Charles Rangel

Age Limits In Congress Arise As Issue As John McCain Plans For Another Term In Senate In His 80s!

As Senator John McCain of Arizona announced that he will seek another six year term in the US Senate, which would bring him into his mid 80s in that chamber, the question arises of some type of age limits that needs, desperately, somehow, to be applied in the future.

The number of octogenarians who have served in the Senate is, by research, somewhere in the mid 30s, out of a total number of Senators since 1789 numbering, at this point, 1,973 in total!

So one might say that having about 1.6 percent of all US Senators lifetime in their 80s or 90s is not a big deal, but it actually is, as level of health and well being, while fine for some, realistically, is not overall good statistically for people in their 80s, with dementia a particular problem and early death a statistical likelihood. Really, when one has reached the ninth or tenth decade of life, no matter how good in performance one has been, and no matter how much one feels he or she can do and contribute, it is, simply, time to allow someone new and younger to serve a Congressional district or state!

No one is indispensable, and that should include Supreme Court Justices as well, as the likelihood of excellence at such an advanced age is highly unlikely, but often, it is just stubbornness and ego that keeps these government leaders in their positions.

Harry Reid of Nevada and Barbara Mikulski of Maryland and Barbara Boxer of California realized this, and on the other hand, Diane Feinstein of California did not, Chuck Grassley of Iowa did not, Orrin Hatch of Utah did not, Richard Shelby of Alabama did not, James Inhofe did not,and now John McCain has not. Additionally, Pat Roberts of Kansas, Thad Cochran of Mississippi, Patrick Leahy of Vermont, and Lamar Alexander of Tennessee will reach 80 in the next few years, and yet, it is really time to go, gentlemen!

Do we really want Senators possibly reaching their 90s in office, as Strom Thurmond of South Carolina, Theodore Green of Rhode Island, Robert Byrd of West Virginia, and Carl Hayden of Arizona did, reaching the ages of 100, 93, 92, and 91 in office?

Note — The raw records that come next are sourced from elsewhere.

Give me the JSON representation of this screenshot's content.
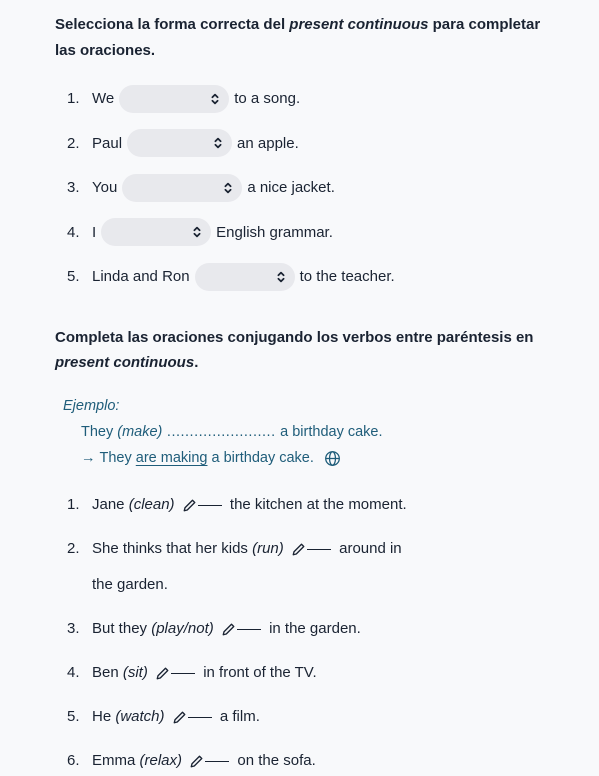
{
  "section1": {
    "instruction_pre": "Selecciona la forma correcta del ",
    "instruction_em": "present continuous",
    "instruction_post": " para completar las oraciones.",
    "items": [
      {
        "num": "1.",
        "before": "We",
        "after": "to a song."
      },
      {
        "num": "2.",
        "before": "Paul",
        "after": "an apple."
      },
      {
        "num": "3.",
        "before": "You",
        "after": "a nice jacket."
      },
      {
        "num": "4.",
        "before": "I",
        "after": "English grammar."
      },
      {
        "num": "5.",
        "before": "Linda and Ron",
        "after": "to the teacher."
      }
    ]
  },
  "section2": {
    "instruction_pre": "Completa las oraciones conjugando los verbos entre paréntesis en ",
    "instruction_em": "present continuous",
    "instruction_post": ".",
    "example": {
      "label": "Ejemplo:",
      "line1_pre": "They ",
      "line1_verb": "(make)",
      "line1_dots": " ........................ ",
      "line1_post": "a birthday cake.",
      "arrow": "→",
      "line2_pre": "They ",
      "line2_underlined": "are making",
      "line2_post": " a birthday cake."
    },
    "items": [
      {
        "num": "1.",
        "pre": "Jane ",
        "verb": "(clean)",
        "post": " the kitchen at the moment."
      },
      {
        "num": "2.",
        "pre": "She thinks that her kids ",
        "verb": "(run)",
        "post": " around in",
        "wrap": "the garden."
      },
      {
        "num": "3.",
        "pre": "But they ",
        "verb": "(play/not)",
        "post": " in the garden."
      },
      {
        "num": "4.",
        "pre": "Ben ",
        "verb": "(sit)",
        "post": " in front of the TV."
      },
      {
        "num": "5.",
        "pre": "He ",
        "verb": "(watch)",
        "post": " a film."
      },
      {
        "num": "6.",
        "pre": "Emma ",
        "verb": "(relax)",
        "post": " on the sofa."
      }
    ]
  }
}
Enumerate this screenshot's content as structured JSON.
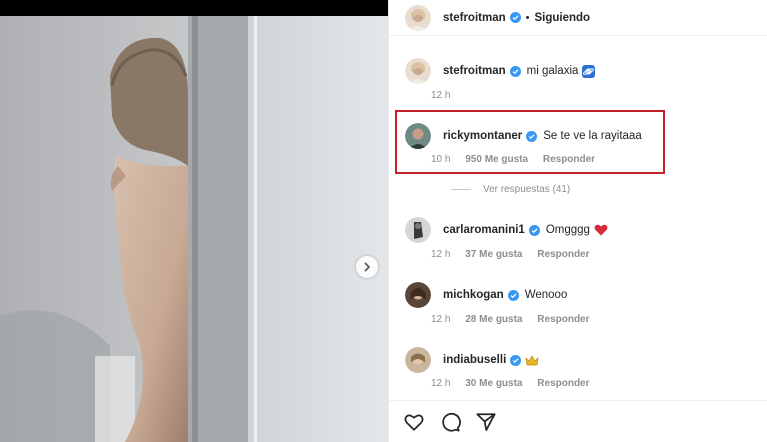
{
  "post": {
    "author": "stefroitman",
    "follow_status": "Siguiendo",
    "separator": "•"
  },
  "comments": [
    {
      "username": "stefroitman",
      "text": "mi galaxia",
      "emoji": "planet-emoji",
      "time": "12 h"
    },
    {
      "username": "rickymontaner",
      "text": "Se te ve la rayitaaa",
      "time": "10 h",
      "likes": "950 Me gusta",
      "reply": "Responder"
    },
    {
      "username": "carlaromanini1",
      "text": "Omgggg",
      "emoji": "heart-emoji",
      "time": "12 h",
      "likes": "37 Me gusta",
      "reply": "Responder"
    },
    {
      "username": "michkogan",
      "text": "Wenooo",
      "time": "12 h",
      "likes": "28 Me gusta",
      "reply": "Responder"
    },
    {
      "username": "indiabuselli",
      "text": "",
      "emoji": "crown-emoji",
      "time": "12 h",
      "likes": "30 Me gusta",
      "reply": "Responder"
    }
  ],
  "view_replies": "Ver respuestas (41)",
  "colors": {
    "highlight_box": "#c8202b",
    "verified": "#3897f0",
    "meta_text": "#8e8e8e",
    "heart": "#e0245e"
  },
  "icons": {
    "like": "heart-outline-icon",
    "comment": "comment-bubble-icon",
    "share": "paper-plane-icon",
    "next": "chevron-right-icon"
  }
}
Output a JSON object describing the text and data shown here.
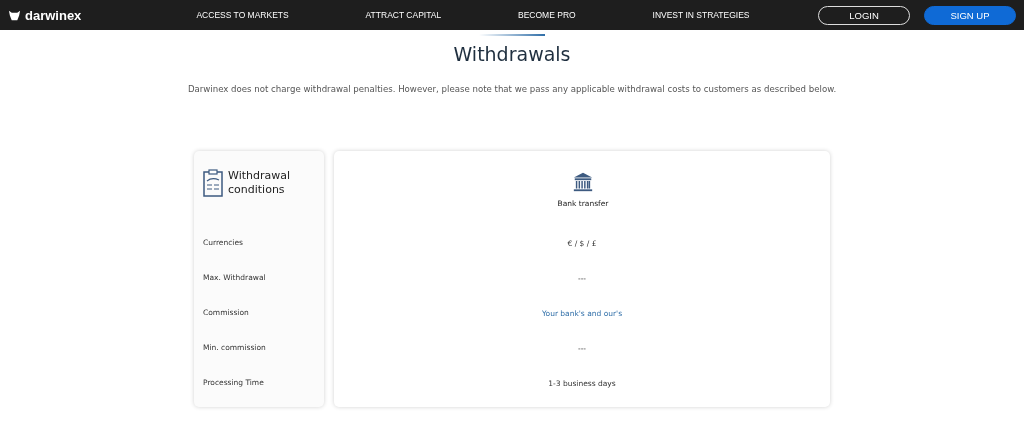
{
  "nav": {
    "logo": "darwinex",
    "links": [
      "ACCESS TO MARKETS",
      "ATTRACT CAPITAL",
      "BECOME PRO",
      "INVEST IN STRATEGIES"
    ],
    "buttons": [
      {
        "label": "LOGIN",
        "kind": "outline"
      },
      {
        "label": "SIGN UP",
        "kind": "filled"
      }
    ]
  },
  "heading": "Withdrawals",
  "intro": "Darwinex does not charge withdrawal penalties. However, please note that we pass any applicable withdrawal costs to customers as described below.",
  "conditions": {
    "title": "Withdrawal conditions",
    "method": "Bank transfer",
    "rows": [
      {
        "label": "Currencies",
        "value": "€ / $ / £",
        "kind": "text"
      },
      {
        "label": "Max. Withdrawal",
        "value": "---",
        "kind": "text"
      },
      {
        "label": "Commission",
        "value": "Your bank's and our's",
        "kind": "link"
      },
      {
        "label": "Min. commission",
        "value": "---",
        "kind": "text"
      },
      {
        "label": "Processing Time",
        "value": "1-3 business days",
        "kind": "text"
      }
    ]
  }
}
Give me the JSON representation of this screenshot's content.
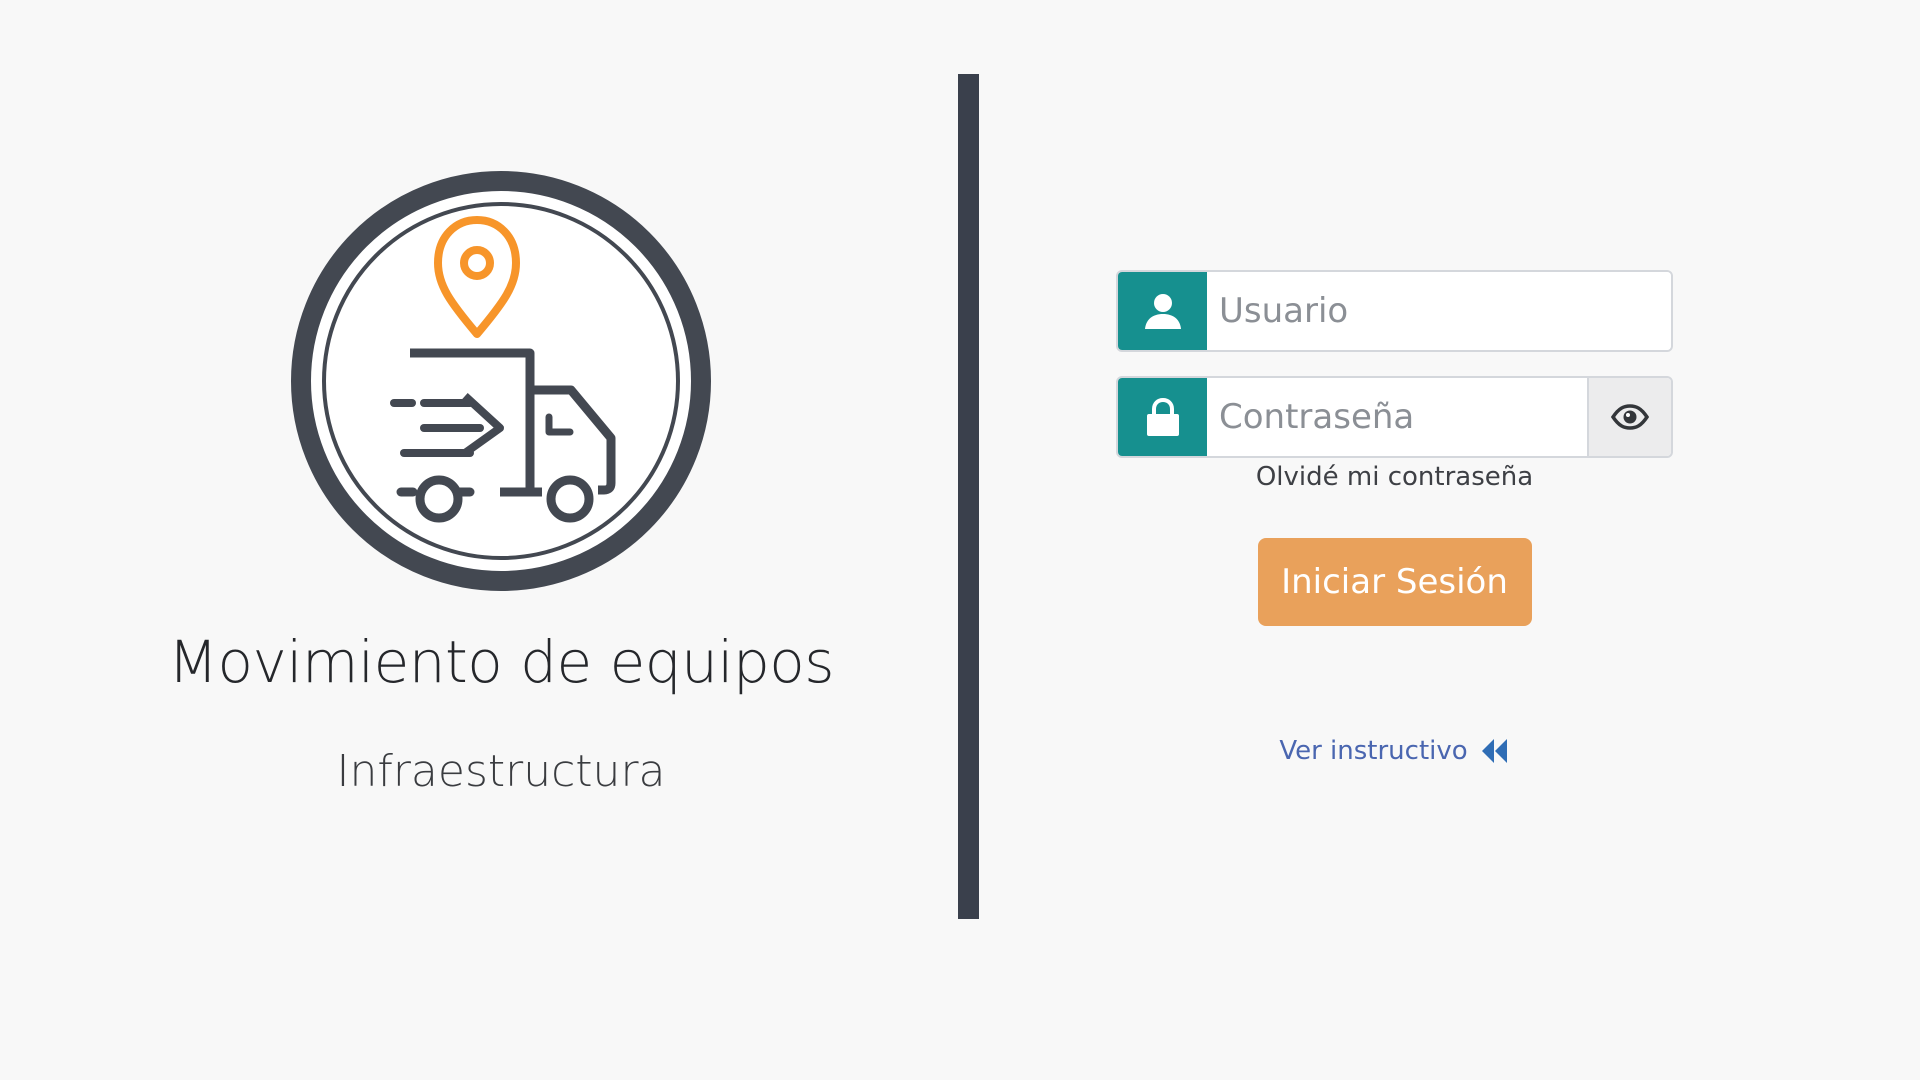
{
  "app": {
    "title": "Movimiento de equipos",
    "subtitle": "Infraestructura",
    "logo_icon": "delivery-truck-location-icon"
  },
  "login": {
    "username_placeholder": "Usuario",
    "username_value": "",
    "password_placeholder": "Contraseña",
    "password_value": "",
    "forgot_password": "Olvidé mi contraseña",
    "submit_label": "Iniciar Sesión",
    "instructions_link": "Ver instructivo"
  },
  "icons": {
    "user": "user-icon",
    "lock": "lock-icon",
    "eye": "eye-icon",
    "rewind": "double-chevron-left-icon"
  },
  "colors": {
    "background": "#f8f8f8",
    "divider": "#3a404c",
    "addon": "#16908f",
    "primary_button": "#e9a15b",
    "logo_accent": "#f7952a",
    "logo_dark": "#434851",
    "link": "#4a66b0"
  }
}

Enough is enough, and age 80 should be the limit with no exceptions, and therefore, one would not be permitted to run for office past age 74 at the time of the election, so that they leave during the year they reach age 80!

in other words, we need a “youth movement” in the United States Senate, as well as in the House of Representatives, so it is time for such luminaries as Michigan Congressman John Conyers and New York Congressman Charles Rangel to stay goodbye at the end of their present term of Congress!

Time for Charles Rangel To Resign From Chairmanship Of House Ways And Means Committee

Congressman Charlie Rangel of Harlem has had nearly 40 years of service in the House of Representatives, but is now facing an ethics investigation due to tax problems that he should have been able to avoid.

Being the Chair of the House Ways and Means Committee, which deals with all tax legislation, makes things particularly awkward, and it is hurting the image of the Democrats and seems likely to contribute to the danger of the loss of many seats by the Democrats in the 2010 midterm elections for the House.

The Black Caucus is backing Rangel all the way, but frankly, this is not a good move by that caucus, because it leaves the impression that they are only in support of him because of his skin color. This is bad policy making, and no one, black or white or otherwise, should get a “free ride” simply because of that.

For the good of the party, Rangel should voluntarily step down as Chair of the Ways and Means Committee, and should he be cleared eventually of any charges by the Ethics Committee, he could be allowed to regain the chairmanship at a later date.

So, Charlie, for the good of the Democratic party and its future, you need to resign now from a leadership role on your committee!